WHAT THE EXERCISE ASKS: Only text is carried over. Reproduce the entries below exactly.
** Opening DATA FOR ANALYSIS block **
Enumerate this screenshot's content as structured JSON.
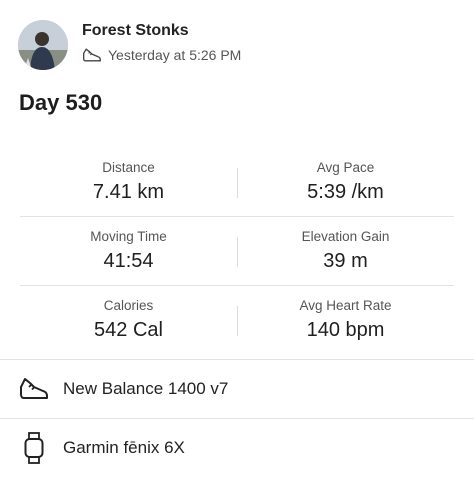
{
  "activity": {
    "athlete_name": "Forest Stonks",
    "timestamp": "Yesterday at 5:26 PM",
    "title": "Day 530"
  },
  "stats": [
    [
      {
        "label": "Distance",
        "value": "7.41 km"
      },
      {
        "label": "Avg Pace",
        "value": "5:39 /km"
      }
    ],
    [
      {
        "label": "Moving Time",
        "value": "41:54"
      },
      {
        "label": "Elevation Gain",
        "value": "39 m"
      }
    ],
    [
      {
        "label": "Calories",
        "value": "542 Cal"
      },
      {
        "label": "Avg Heart Rate",
        "value": "140 bpm"
      }
    ]
  ],
  "gear": {
    "shoes": {
      "icon": "shoe-icon",
      "label": "New Balance 1400 v7"
    },
    "device": {
      "icon": "watch-icon",
      "label": "Garmin fēnix 6X"
    }
  }
}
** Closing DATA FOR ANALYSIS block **
COMPLETED TASK:
Enumerate this screenshot's content as structured JSON.
{
  "activity": {
    "athlete_name": "Forest Stonks",
    "timestamp": "Yesterday at 5:26 PM",
    "title": "Day 530"
  },
  "stats": [
    [
      {
        "label": "Distance",
        "value": "7.41 km"
      },
      {
        "label": "Avg Pace",
        "value": "5:39 /km"
      }
    ],
    [
      {
        "label": "Moving Time",
        "value": "41:54"
      },
      {
        "label": "Elevation Gain",
        "value": "39 m"
      }
    ],
    [
      {
        "label": "Calories",
        "value": "542 Cal"
      },
      {
        "label": "Avg Heart Rate",
        "value": "140 bpm"
      }
    ]
  ],
  "gear": {
    "shoes": {
      "icon": "shoe-icon",
      "label": "New Balance 1400 v7"
    },
    "device": {
      "icon": "watch-icon",
      "label": "Garmin fēnix 6X"
    }
  }
}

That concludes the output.